It is estimated that 20 percent of pediatric primary care visits are now due to mental health concerns. In my role as president of the Washington Chapter of the American Academy of Pediatrics, I travel to all corners of our state — and the story is the same: Pediatricians are struggling to find help for children and adolescents’ mental health needs. One in five children experience mental health disorders in a given year, yet 80 percent of those children do not receive the care they need. Instances of suicide attempts or suicidal ideation in youth doubled from 2008 to 2015. In 2014, mood disorders became the most common reason children were hospitalized, surpassing other childhood conditions, like diabetes or flare-ups of asthma.
Why so many youth are struggling with mental health issues is a difficult question to answer. I believe many factors are at play, including: increased use of electronic and social media, social isolation, increased performance pressure, a proliferation of divisive news (and associated feelings of powerlessness), greater financial burdens on parents, and the experience of living in poverty. Greater research is needed to understand what challenges are contributing to kids’ increased mental health needs.

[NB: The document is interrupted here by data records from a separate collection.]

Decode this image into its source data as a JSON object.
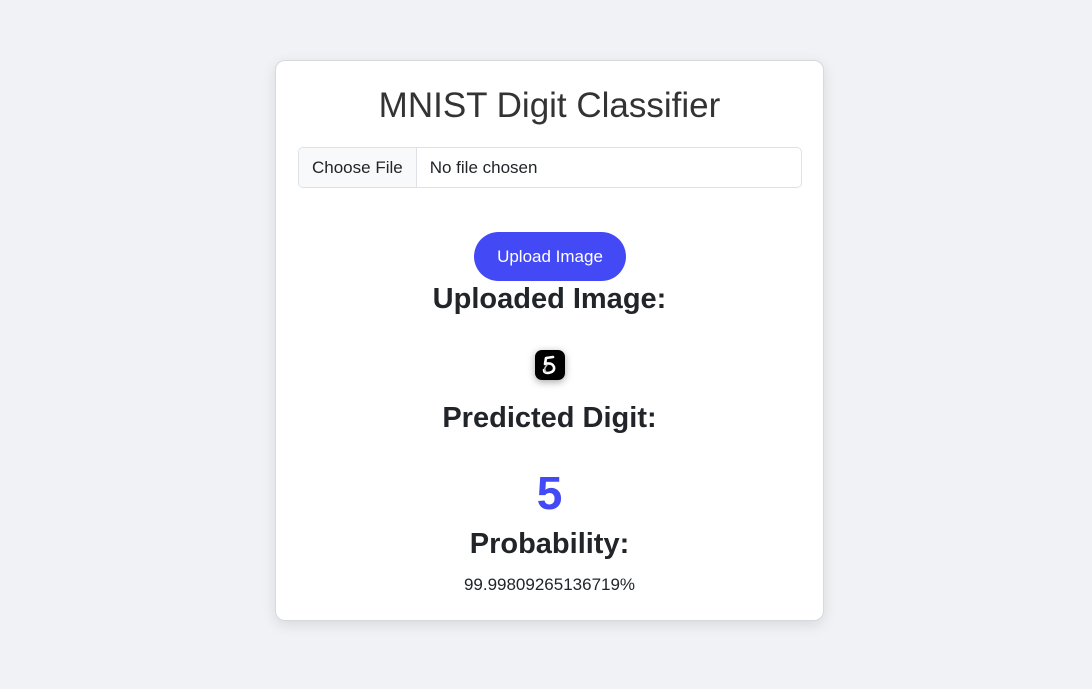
{
  "app": {
    "title": "MNIST Digit Classifier"
  },
  "file_input": {
    "button_label": "Choose File",
    "status": "No file chosen"
  },
  "upload": {
    "button_label": "Upload Image"
  },
  "result": {
    "uploaded_heading": "Uploaded Image:",
    "predicted_heading": "Predicted Digit:",
    "predicted_digit": "5",
    "probability_heading": "Probability:",
    "probability_value": "99.99809265136719%"
  },
  "colors": {
    "accent": "#4349f5",
    "background": "#f0f2f5",
    "card": "#ffffff"
  }
}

Our state, unfortunately, is ill-equipped to handle this growing epidemic, and our kids are paying the price. Washington is 34th in the nation in kids’ access to mental health care. Untreated mental health disorders in childhood hinder a child’s social, emotional and academic growth. If we don’t identify and treat these problems early, they can worsen and ultimately require costlier, more complex care. In fact, a majority of adults who struggle with mental health needs first experienced such difficulties by age 14.
Why are so many kids unable to get help? For one thing, we have a workforce shortage. There simply are not enough mental health care providers to take care of all of the kids who need help. That is a problem that we can fix with long-term strategies — loan repayment programs for mental health professionals willing to dedicate themselves to serve kids on Medicaid for periods of time provide one example of how we might chip away at the problem — but it will take time to develop a sufficiently trained workforce.
More immediately, we need to help families overcome barriers to getting care and reach kids where they are, in schools and in primary care clinics, when they first need help, not when they are in crisis and have to turn to hospitals and emergency departments.
Some primary care clinics have taken a step in the right direction by pairing mental health counselors with doctors, an integrated approach that can help the whole child in one place with a trusted team. Unfortunately, primary care clinics are rarely able to afford integrated behavioral health. The reason why? Reimbursement for counseling on Apple Health for Kids — Washington’s Medicaid program — is abysmally low, amounting to about half of what Medicare pays for a counseling visit, and about half of our state’s children and adolescents are insured on Medicaid. (A 30-minute appointment on Apple Health for Kids pays $37.34; the same 30-minute appointment for an adult insured on Medicare pays $63.79.)
This low rate also makes it difficult for children who are on Apple Health for Kids to find a therapist in the community who will accept their insurance. Kids typically wait weeks or months to get an appointment, critical time when their condition may worsen and they may be struggling at home and school.
Our state’s Medicaid agency and legislative staff estimate that an additional $15 million in state funds, which would activate an additional $19 million from the federal government, would allow Washington to increase the counseling rates on Apple Health for Kids to Medicare rates. (That $15 million would represent about 0.03% of the total state budget.) We know that counseling access will not increase for kids without Medicare parity since current rates are so low.
Our children need our help. As Nelson Mandela once said, “The true character of society is revealed in how it treats its children.” Washington must adequately fund reimbursement for mental health care. For less than $1.50 per month for each child on Apple Health for Kids, we could make meaningful progress in youth access to mental health care now and their ability to learn and thrive for the rest of their lives. We urge our state legislators to address the crisis in kids’ mental health with a solution to increase access now and prevent more needless deterioration of kids’ health.